A while ago, I arrived at a house to do a home inspection. I habitually get to home inspections early to get various things done before others arrive. The buyer's realtor knew that, she knows me too well, and she told the listing agent. I was met early by both realtors, buyer and seller. They told me that the seller was a single, very senior, recently-widowed woman who desperately needed to sell the house for financial reasons. They outlined all that had been done to the house to ready it for sale. And, oh, that there was a new, one-year old roof.
The message was not too subtle. At the time I thought they were trying to sway my opinion before I had one.
Feeling undue pressure, I was not happy about it then, but I was happy to hear yesterday of the end result. I had an inspection yesterday with the selling agent, who brought me up to speed.
The roof was a shambles. From the street I could see various downward bulges. The roof flashing had not been replaced and was coming loose. The shingles were curling. The plumbing penetration sleeves had not been replaced. I was not impressed from the outside. All I could think was uh-ohhhh.
The interior was beautiful. It reflected the beauty of the seller, whom I adored immediately.
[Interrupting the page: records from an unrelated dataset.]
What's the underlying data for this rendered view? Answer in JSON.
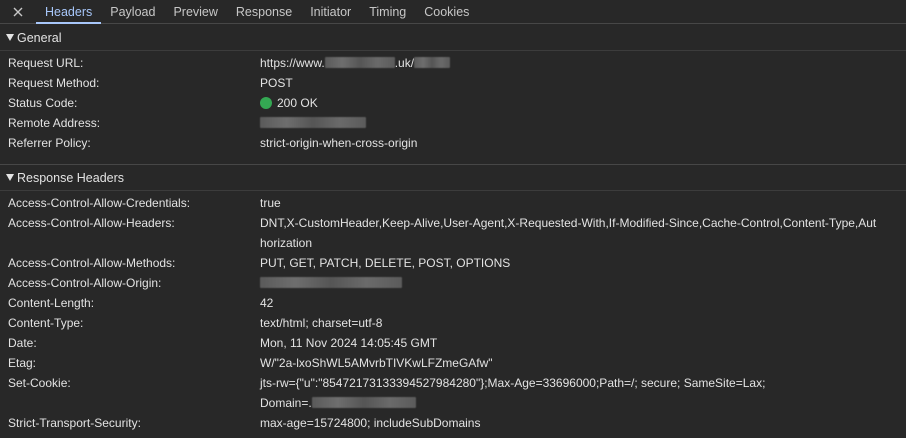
{
  "tabs": [
    {
      "label": "Headers",
      "active": true
    },
    {
      "label": "Payload"
    },
    {
      "label": "Preview"
    },
    {
      "label": "Response"
    },
    {
      "label": "Initiator"
    },
    {
      "label": "Timing"
    },
    {
      "label": "Cookies"
    }
  ],
  "general": {
    "title": "General",
    "rows": {
      "request_url": {
        "key": "Request URL:",
        "value_prefix": "https://www.",
        "value_mid": ".uk/"
      },
      "request_method": {
        "key": "Request Method:",
        "value": "POST"
      },
      "status_code": {
        "key": "Status Code:",
        "value": "200 OK",
        "status_color": "#34a853"
      },
      "remote_address": {
        "key": "Remote Address:"
      },
      "referrer_policy": {
        "key": "Referrer Policy:",
        "value": "strict-origin-when-cross-origin"
      }
    }
  },
  "response_headers": {
    "title": "Response Headers",
    "rows": {
      "acac": {
        "key": "Access-Control-Allow-Credentials:",
        "value": "true"
      },
      "acah": {
        "key": "Access-Control-Allow-Headers:",
        "value": "DNT,X-CustomHeader,Keep-Alive,User-Agent,X-Requested-With,If-Modified-Since,Cache-Control,Content-Type,Authorization"
      },
      "acam": {
        "key": "Access-Control-Allow-Methods:",
        "value": "PUT, GET, PATCH, DELETE, POST, OPTIONS"
      },
      "acao": {
        "key": "Access-Control-Allow-Origin:"
      },
      "content_length": {
        "key": "Content-Length:",
        "value": "42"
      },
      "content_type": {
        "key": "Content-Type:",
        "value": "text/html; charset=utf-8"
      },
      "date": {
        "key": "Date:",
        "value": "Mon, 11 Nov 2024 14:05:45 GMT"
      },
      "etag": {
        "key": "Etag:",
        "value": "W/\"2a-lxoShWL5AMvrbTIVKwLFZmeGAfw\""
      },
      "set_cookie": {
        "key": "Set-Cookie:",
        "value_line1": "jts-rw={\"u\":\"8547217313339452798428​0\"};Max-Age=33696000;Path=/; secure; SameSite=Lax;",
        "value_line2_prefix": "Domain=."
      },
      "sts": {
        "key": "Strict-Transport-Security:",
        "value": "max-age=15724800; includeSubDomains"
      }
    }
  },
  "colors": {
    "background": "#282828",
    "active_tab": "#a8c7fa",
    "text": "#e3e3e3",
    "status_ok": "#34a853"
  },
  "icons": {
    "close": "close-icon",
    "expand": "triangle-down-icon"
  }
}
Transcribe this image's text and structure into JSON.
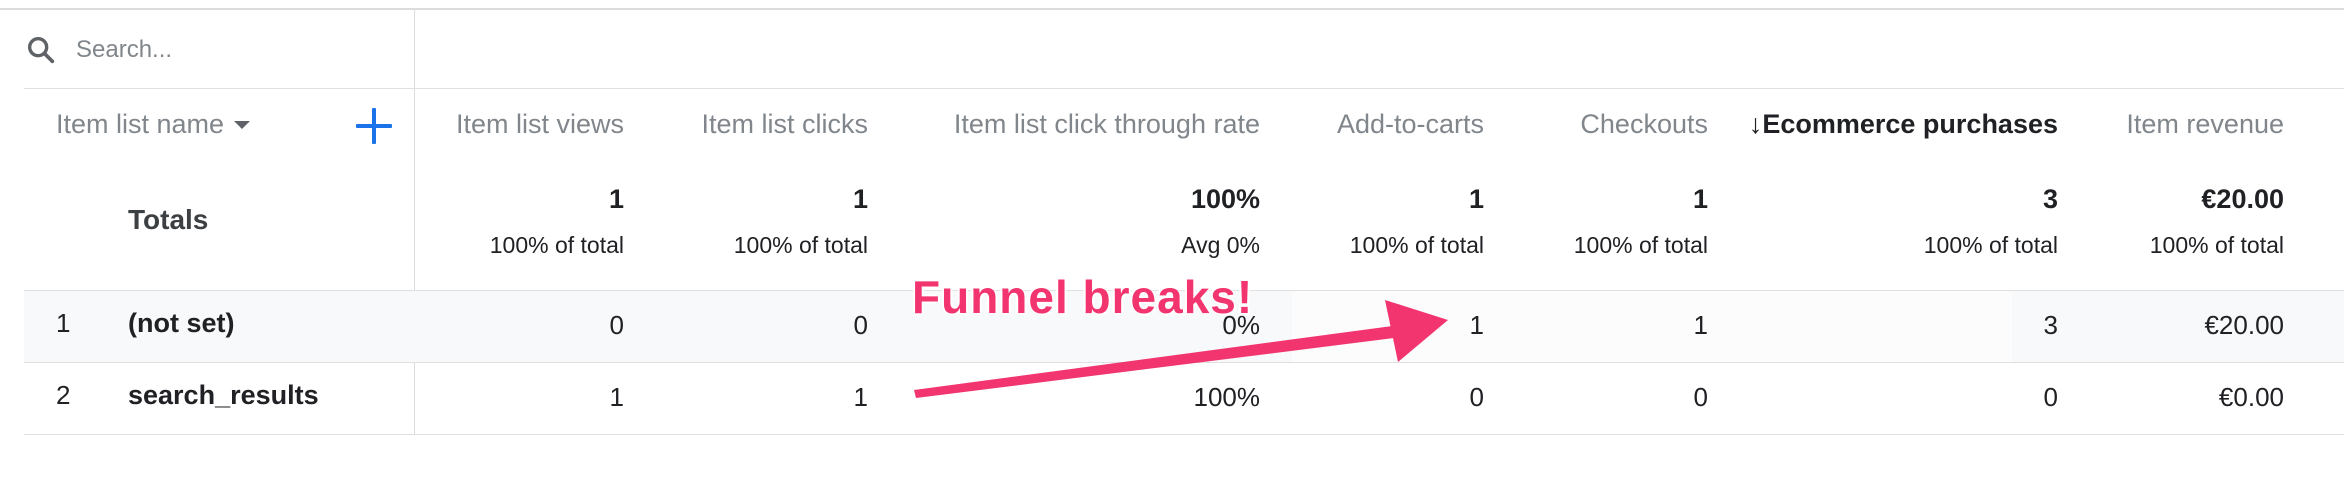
{
  "search": {
    "placeholder": "Search..."
  },
  "dimension_header": {
    "label": "Item list name"
  },
  "columns": [
    "Item list views",
    "Item list clicks",
    "Item list click through rate",
    "Add-to-carts",
    "Checkouts",
    "Ecommerce purchases",
    "Item revenue"
  ],
  "sort_indicator": "↓",
  "totals": {
    "label": "Totals",
    "values": [
      "1",
      "1",
      "100%",
      "1",
      "1",
      "3",
      "€20.00"
    ],
    "subs": [
      "100% of total",
      "100% of total",
      "Avg 0%",
      "100% of total",
      "100% of total",
      "100% of total",
      "100% of total"
    ]
  },
  "rows": [
    {
      "num": "1",
      "name": "(not set)",
      "values": [
        "0",
        "0",
        "0%",
        "1",
        "1",
        "3",
        "€20.00"
      ]
    },
    {
      "num": "2",
      "name": "search_results",
      "values": [
        "1",
        "1",
        "100%",
        "0",
        "0",
        "0",
        "€0.00"
      ]
    }
  ],
  "annotation": {
    "text": "Funnel breaks!",
    "color": "#f2346f"
  },
  "colors": {
    "accent": "#1a73e8",
    "annotation": "#f2346f"
  },
  "icons": {
    "search": "search-icon",
    "add": "plus-icon",
    "sort": "arrow-down-icon",
    "dropdown": "caret-down-icon"
  }
}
The roof was a mess. The bulges were caused by two things - broken sheathing and the lack of clips between the panels. Two trusses were cracked. I found five leaks, particularly near the chimney. The bath vent had been disconnected and was blowing humid air onto the roof, causing "evidence" of mold. There was no FRT plywood. Well, there were no stamps indicating that it was FRT. It had the same general appearance as regular roof sheathing. Some FRT plywood has noticeable coloring, and this did not. I thought it was not FRT.
I told the group of what I found. The seller had the receipt from the "roofer." It clearly stated "new FRT plywood," "new plumbing penetration sleeves," "new flashing," "top-grade sheathing," (it was 17/32" oriented strand board, not top grade to be sure), yadda, yadda. I thought it a bit pricey too, but that is opinion.
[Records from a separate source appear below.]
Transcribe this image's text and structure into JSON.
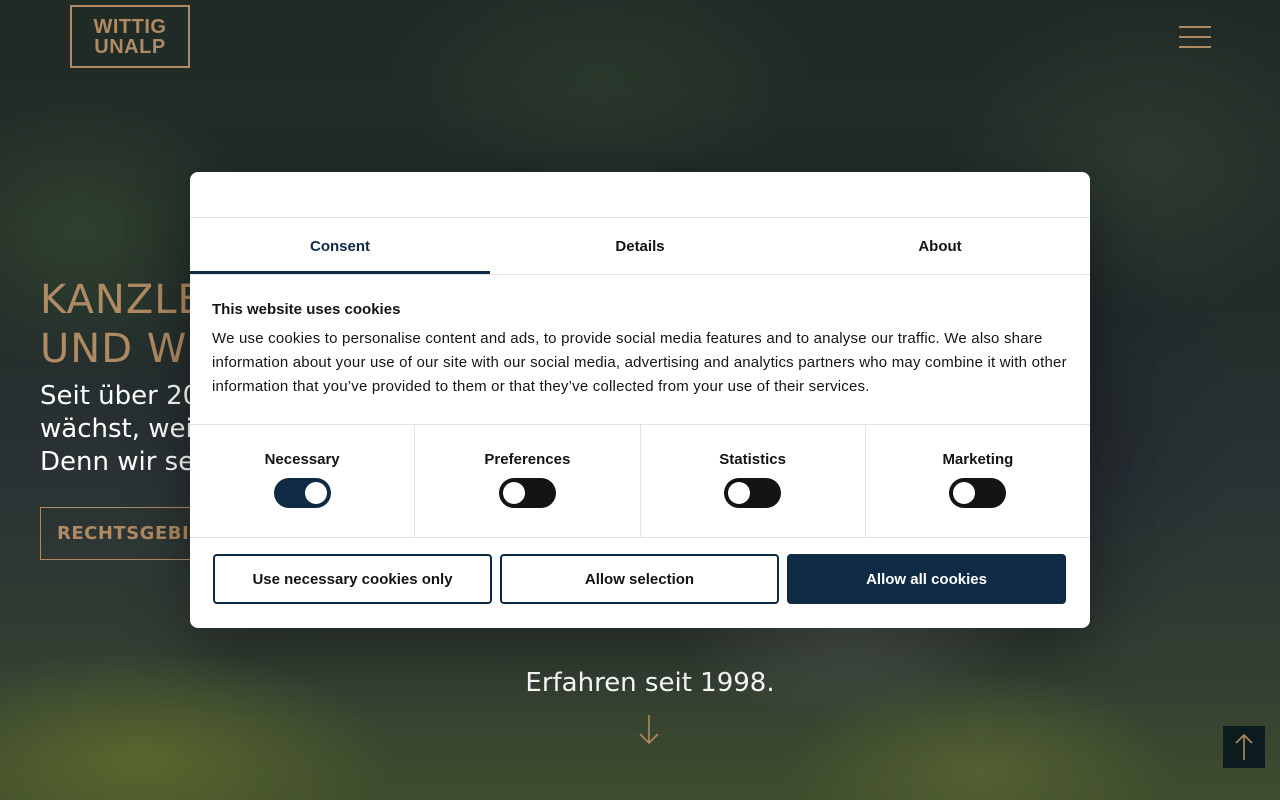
{
  "header": {
    "logo_line1": "WITTIG",
    "logo_line2": "UNALP",
    "menu_icon": "hamburger-menu-icon"
  },
  "hero": {
    "title_line1": "KANZLE",
    "title_line2": "UND WI",
    "subtitle_line1": "Seit über 20",
    "subtitle_line2": "wächst, weil",
    "subtitle_line3": "Denn wir se",
    "button_label": "RECHTSGEBIET",
    "since": "Erfahren seit 1998.",
    "down_icon": "arrow-down-icon",
    "top_icon": "arrow-up-icon"
  },
  "cookie_dialog": {
    "tabs": [
      {
        "label": "Consent",
        "active": true
      },
      {
        "label": "Details",
        "active": false
      },
      {
        "label": "About",
        "active": false
      }
    ],
    "heading": "This website uses cookies",
    "body": "We use cookies to personalise content and ads, to provide social media features and to analyse our traffic. We also share information about your use of our site with our social media, advertising and analytics partners who may combine it with other information that you’ve provided to them or that they’ve collected from your use of their services.",
    "categories": [
      {
        "label": "Necessary",
        "checked": true
      },
      {
        "label": "Preferences",
        "checked": false
      },
      {
        "label": "Statistics",
        "checked": false
      },
      {
        "label": "Marketing",
        "checked": false
      }
    ],
    "buttons": {
      "necessary_only": "Use necessary cookies only",
      "allow_selection": "Allow selection",
      "allow_all": "Allow all cookies"
    }
  },
  "colors": {
    "brand_gold": "#b08a62",
    "dialog_navy": "#0f2a45",
    "to_top_bg": "#0c1c1e"
  }
}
She called the roofer. "He is a home inspector and he is supposed to find problems. He doesn't know what he's talking about. Of course it's FRT."
Houston, we have a problem.
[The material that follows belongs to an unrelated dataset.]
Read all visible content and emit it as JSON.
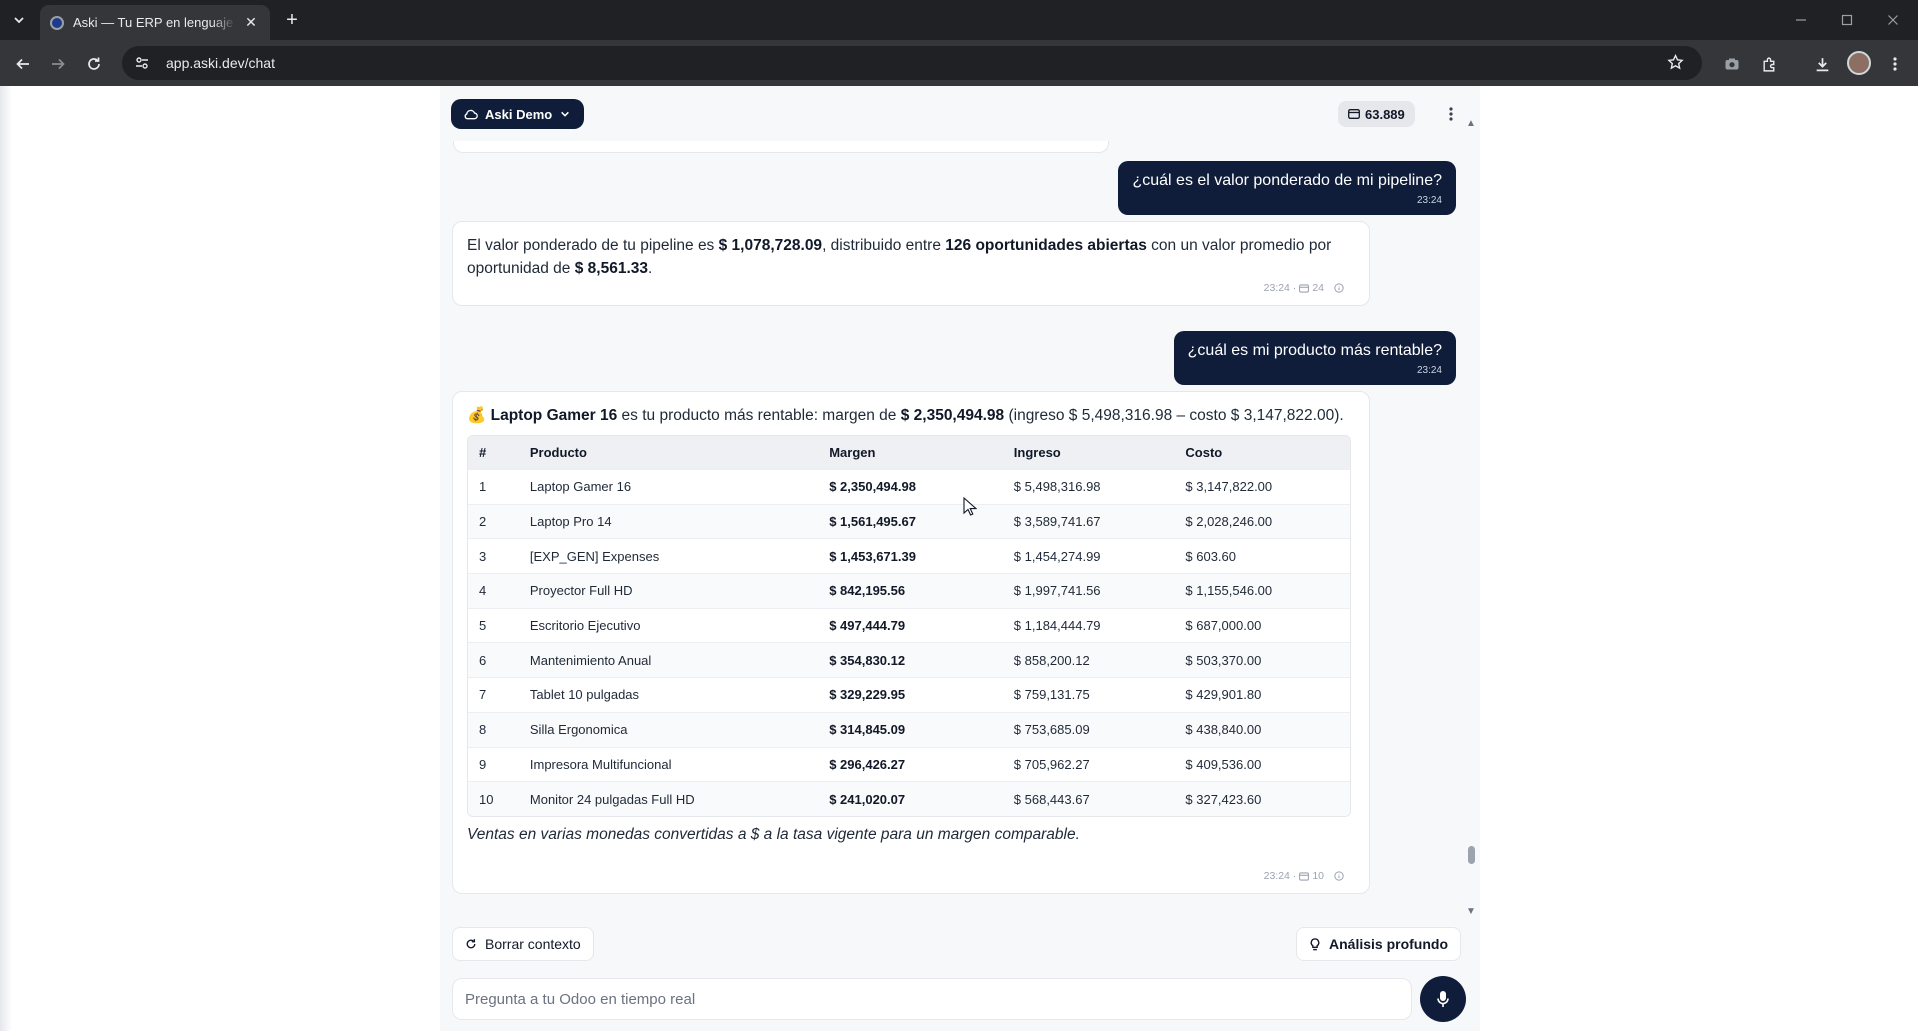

You have to understand - I felt HORRIBLE. But what to do? When I left, everyone there was distraught. So was I.
Well, mystery of mysteries, someone got involved. Anonymously, but involved. Is that outside the purview of a home inspector? YES, yes it is! He must not have done it as a home inspector. That someone must have done it as a friend.
Somehow three roofing companies and a county inspector contacted the surprised seller. Out of the blue! They all did so with no strings attached. They made severe, um, recommendations to the previous roofer. It seems the home inspector did know what he was talking about after all...
The end result - the seller got a newly installed roof, top to bottom, with a very interested county inspector making sure it was done correctly, EVERY STEP OF THE WAY - total value $14,100.
The agent yesterday told me the whole story. Afterward she gave me a wink and said, "Thanks for your help."
She knows me too well...
My recommendation: Wink and thank your home inspector. They really like that!
Jay Markanich Real Estate Inspections, LLC
Based in Bristow, serving all of Northern Virginia.
Office (703) 330-6388 Cell (703) 585-7560